For its second offering to the hungry world of literary fiction, Ninebark Press brings us Alta Ifland's short story collection, Elegy for a Fabulous World. From the very first story, Ifland had me in her grasp with merciless, darkly funny tales from her childhood in communist Ukraine. In bleak, unapologetic images, she shows us the gypsies that camped outside her town, the gravedigger the children all harrassed, the way the trash collectors failed, and the magic of one coveted bottle of Coca Cola. You can read the titular story online at AGNI Magazine. Not my favorite example, but the strange picture of what constitutes a seaside vacation for Soviets will give you an idea of what the rest of the book has to offer.
Ifland's gift is control. She shrugs at absurdity with the measured pace of a female Nabokov. Yet just as you're sinking into a mild rhythm of predictable slice-of-life revelations, she jerks the image just a bit, skews it enough to remind you: this is foreign. So, the mute adopted sister you're accustomed to seeing, with her iconic silence and her mild beauty, may not stop as a symbol of some unknowable aspect of childhood. She may suddenly go jetting off into space as the story takes a sudden flinch outside the deftly drawn limitations of the village, the family, the characters, the way of life. Ifland injects just enough of these blank surprises to elevate her work from competent memoir into the realm of contemporary craft.
The second half of the book delivers more typical contemporary short stories. Well crafted, interesting, satisfying, but lacking the depth and impact of the first section.
A few stories into the collection, when I was so enchanted with the voice, the landscape, the complex dark shadows of it, it occurred to me how impossible, how thin it would all seem if these same stories were set in modern times, in the loud, plastic American world. Is it possible for her, I wondered, to create this same kind of elegant starkness without the exterior starkness of village life, without cell phones or televisions or that brisk cacophony a more contemporary set of characters would be wading through. There's a timelessness to the childhood that Ifland renders that would be, maybe, fractured by the introduction of technology, information, something faster and less private.

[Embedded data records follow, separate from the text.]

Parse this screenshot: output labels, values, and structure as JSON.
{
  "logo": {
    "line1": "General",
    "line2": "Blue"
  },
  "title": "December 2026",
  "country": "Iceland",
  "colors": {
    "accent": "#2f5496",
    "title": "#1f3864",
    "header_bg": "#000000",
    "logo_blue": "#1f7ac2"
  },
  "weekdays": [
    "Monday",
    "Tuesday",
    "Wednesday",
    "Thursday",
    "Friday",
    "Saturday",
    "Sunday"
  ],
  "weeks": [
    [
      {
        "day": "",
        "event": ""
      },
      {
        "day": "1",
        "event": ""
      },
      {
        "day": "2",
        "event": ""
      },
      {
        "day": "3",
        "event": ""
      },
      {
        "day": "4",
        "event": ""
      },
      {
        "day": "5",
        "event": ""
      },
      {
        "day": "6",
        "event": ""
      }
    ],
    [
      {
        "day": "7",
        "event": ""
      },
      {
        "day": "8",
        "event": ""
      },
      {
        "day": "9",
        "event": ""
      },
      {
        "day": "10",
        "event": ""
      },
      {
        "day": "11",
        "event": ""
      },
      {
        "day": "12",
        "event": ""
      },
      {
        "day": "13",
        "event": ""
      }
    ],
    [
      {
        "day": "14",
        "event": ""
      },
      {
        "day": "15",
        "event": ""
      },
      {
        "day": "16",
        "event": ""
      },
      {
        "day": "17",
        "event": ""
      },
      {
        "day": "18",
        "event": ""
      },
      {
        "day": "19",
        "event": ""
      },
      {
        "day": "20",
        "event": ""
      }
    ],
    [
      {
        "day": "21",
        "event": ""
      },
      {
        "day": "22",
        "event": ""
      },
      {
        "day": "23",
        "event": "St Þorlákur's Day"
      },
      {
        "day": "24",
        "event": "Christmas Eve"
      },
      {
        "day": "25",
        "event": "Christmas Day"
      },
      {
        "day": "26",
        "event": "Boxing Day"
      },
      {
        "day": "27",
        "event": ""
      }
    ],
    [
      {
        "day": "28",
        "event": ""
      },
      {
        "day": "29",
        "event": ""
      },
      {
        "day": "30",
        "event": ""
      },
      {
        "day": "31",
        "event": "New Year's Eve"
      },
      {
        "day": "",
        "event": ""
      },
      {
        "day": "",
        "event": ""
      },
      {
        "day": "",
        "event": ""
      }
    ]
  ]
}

The second half of the book answered, to some extent, my question, as the stories that took place in office buildings and other less austere locations didn't have the same effect on me as those in the sort of anti-fairytale settings of the earlier pieces. So the mute sister could only fly away into space out of the house without wires attached to it, and the man crying in the graveyard could only be as profound if his life existed in rumor and legend, instead of a newspaper story.
The best thing about the book is the way the identities shift and change, particularly the mother and the main character herself. One can find these common characters in the earlier stories but not necessarily pin down a "she" throughout, or even an "I." A great example of this is a story where the main character takes her husband back to the old country to meet her parents, whose desire to feed him and nurture him and impress him with food nearly kills him. Her return to her homeland, accompanied by the uninitiated American, made me think of my experience reading the book, how hopeless it was for the husband to understand her family, or for her to show him to them properly. Ultimately, there is only the reality of what they are, and what he is, physically, to show for it. And this was what impressed me about Elegy for a Fabulous World. Ultimately, it is in surreal images and what facts and memories can be clearly delivered that this other, fabulous world exists. And if this old, communist life can only be understood in fragmentary, shifting narratives, looped through with the myths of the old country and the realities of the new, then Ifland's atttempt is a success.